LTUE 2023 had a number of really good panels this year. There were some writing panels I would have liked to attend if I had more time. I missed the first day, but I was pleased by what I saw.
I especially enjoyed the two panels I was privileged to be on. The first was on muddled middles. I've attended several workshops that addressed the subject. David Farland had several great ideas. I've also heard other writers talk about what you can do to tighten up a sagging middle.
What works for me is to look at each scene and chapter and ask if it moves the story forward. Does it add to or advance the story? Does it show something important about the character?

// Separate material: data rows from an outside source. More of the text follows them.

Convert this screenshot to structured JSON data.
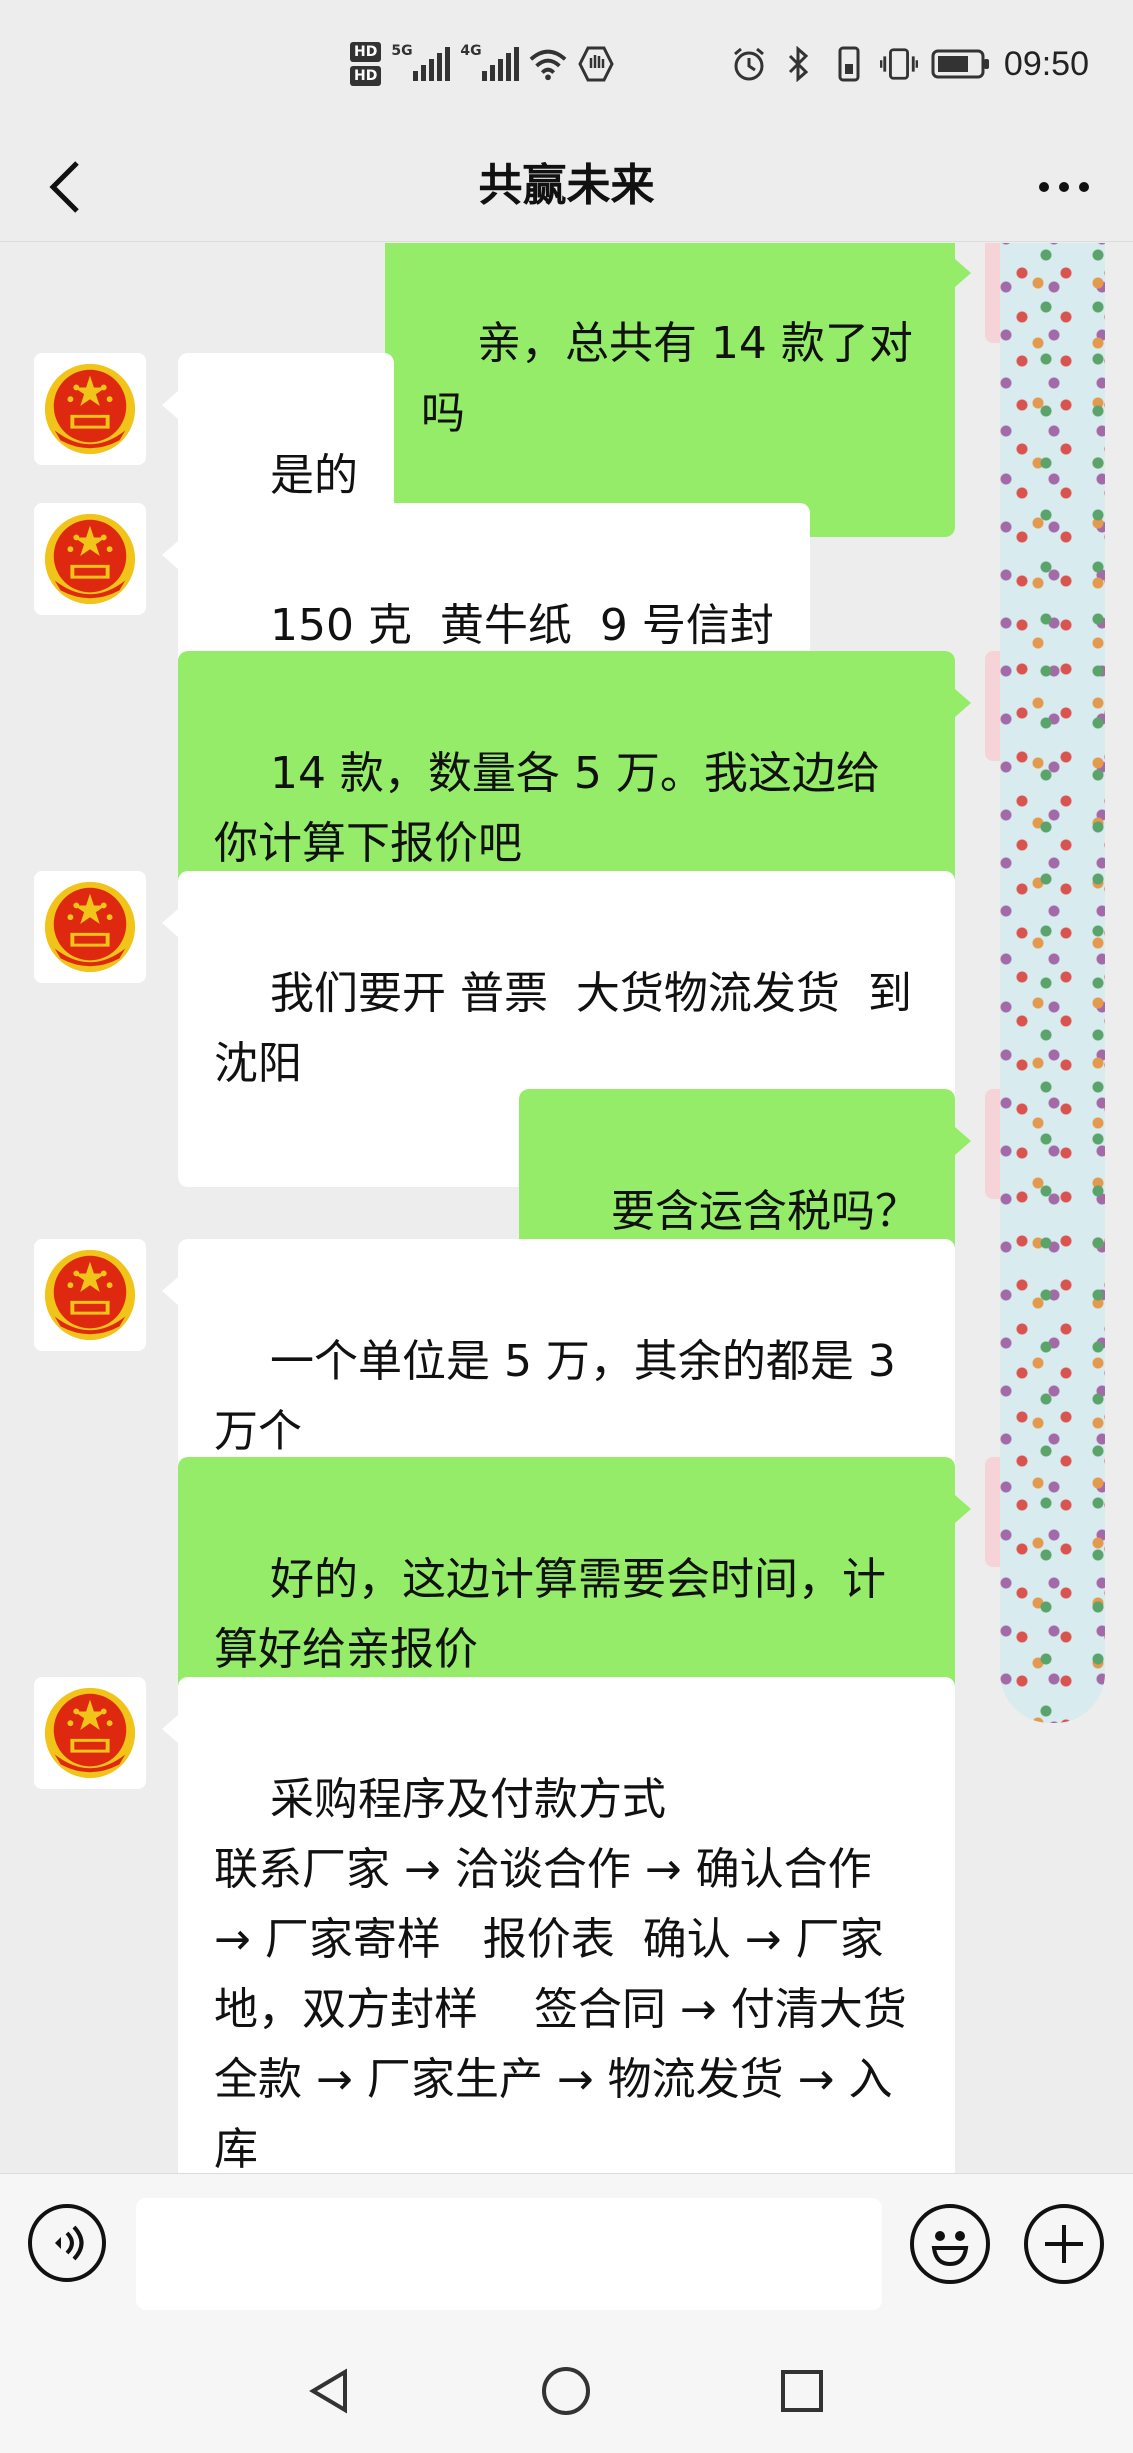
{
  "status_bar": {
    "hd1": "HD",
    "hd2": "HD",
    "net1": "5G",
    "net2": "4G",
    "time": "09:50"
  },
  "header": {
    "title": "共赢未来"
  },
  "messages": [
    {
      "side": "out",
      "text": "亲，总共有 14 款了对吗"
    },
    {
      "side": "in",
      "text": "是的"
    },
    {
      "side": "in",
      "text": "150 克  黄牛纸  9 号信封"
    },
    {
      "side": "out",
      "text": "14 款，数量各 5 万。我这边给你计算下报价吧"
    },
    {
      "side": "in",
      "text": "我们要开 普票  大货物流发货  到沈阳"
    },
    {
      "side": "out",
      "text": "要含运含税吗？"
    },
    {
      "side": "in",
      "text": "一个单位是 5 万，其余的都是 3 万个"
    },
    {
      "side": "out",
      "text": "好的，这边计算需要会时间，计算好给亲报价"
    },
    {
      "side": "in",
      "text": "采购程序及付款方式\n联系厂家 → 洽谈合作 → 确认合作 → 厂家寄样   报价表  确认 → 厂家地，双方封样    签合同 → 付清大货全款 → 厂家生产 → 物流发货 → 入库"
    }
  ],
  "input_bar": {
    "message_value": ""
  },
  "colors": {
    "background": "#ededed",
    "outgoing_bubble": "#95ec69",
    "incoming_bubble": "#ffffff"
  },
  "icons": {
    "back": "chevron-left-icon",
    "more": "more-dots-icon",
    "avatar": "national-emblem-avatar",
    "voice": "voice-icon",
    "emoji": "emoji-icon",
    "plus": "plus-icon",
    "nav_back": "triangle-back-icon",
    "nav_home": "circle-home-icon",
    "nav_recent": "square-recent-icon"
  }
}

Even if it's a chapter where the character rests or reflects, it needs to do something. Each chapter should end on a hook. You never want to give the reader a reason to put a bookmark in the page and set the book down. You want them to keep reading.
So, I've been paying attention to this in books I read. And noticing the authors who do this well. I wanted to share some of what I've learned because for me, breaking it down to scenes and chapters makes it easy to keep the story moving. It also helps that I often ask myself how I can make the scene go wrong, or how I can twist things for the characters.
I really enjoyed the panel and the comments by the other panelists. It was a great group of writers, and Paul Genesse, who was the moderator, was excellent.
The second panel was on poetry. I love poetry. I love lots of different poets. This panel was more about writing poetry.
Last year, I was on a panel on poets you should read. This, too, had some great panelists. Each panelist mentioned two or three poets that everyone should read.
I got to sit beside Michael Todd Gallowglass. We talked about some of our favorite poets, and about how writing poetry can influence our longer fiction.
Candace Thomas said that she taught karate and she could always tell when someone who'd studied dance took her class. She said poetry was like dancing and that it influenced your longer fiction in a similar way. I really like that.
I again sat beside Todd Gallowglass. I was able to tell everyone about his workshop, and about "The Art and Craft of Poetry" by Michael R. Collings.
The other panelists and the moderator were also very good.
Good panels on poetry always get me excited to write more poetry. I also got to tell Todd that a poem I wrote in one of his workshops was sold to Fantasy Magazine.
Steve and I did our first presentation at LTUE. It was on using "Yes, and…" for story development. Yes, and… is an improv game, in story development. I've done it alone once. The second time, we had the people in attendance break into pairs and practice. Steve went around to each group and helped. So, the third time, we did it together. I think it works better that way. I wrote it out, and we took turns sharing parts.
This time, we went through the presentation and spent the last twelve minutes brainstorming as a group because we had 40 attendees. They came up with some fun twists on a basic premise. At the end, one woman stopped to tell us that she was having trouble with one of her stories and our presentation helped her fix her writer's block. That made doing the presentation worth it. That's why we wanted to share this way of building on an idea to see what you can come up with that's a little different.
In addition, Aaron Johnston was a guest. He co-authors books with Orson Scott Card. I had three books that were only signed by Scott, so I got those signed. And I had the first two books in a series by Jessica Day George. I didn't see her, but she signed books at the B&N table, so I was able to buy the trilogy with a similar cover that were signed. So that made me happy. And I got two little dragon figurines. Well, a dragon reading a book and an egg. Both out of resin. I love dragons. Phil Foglio was also a guest, and I wish I'd purchased some of his art beforehand.
Overall, I really enjoyed LTUE this year, and look forward to 2024, which should be its 42nd year.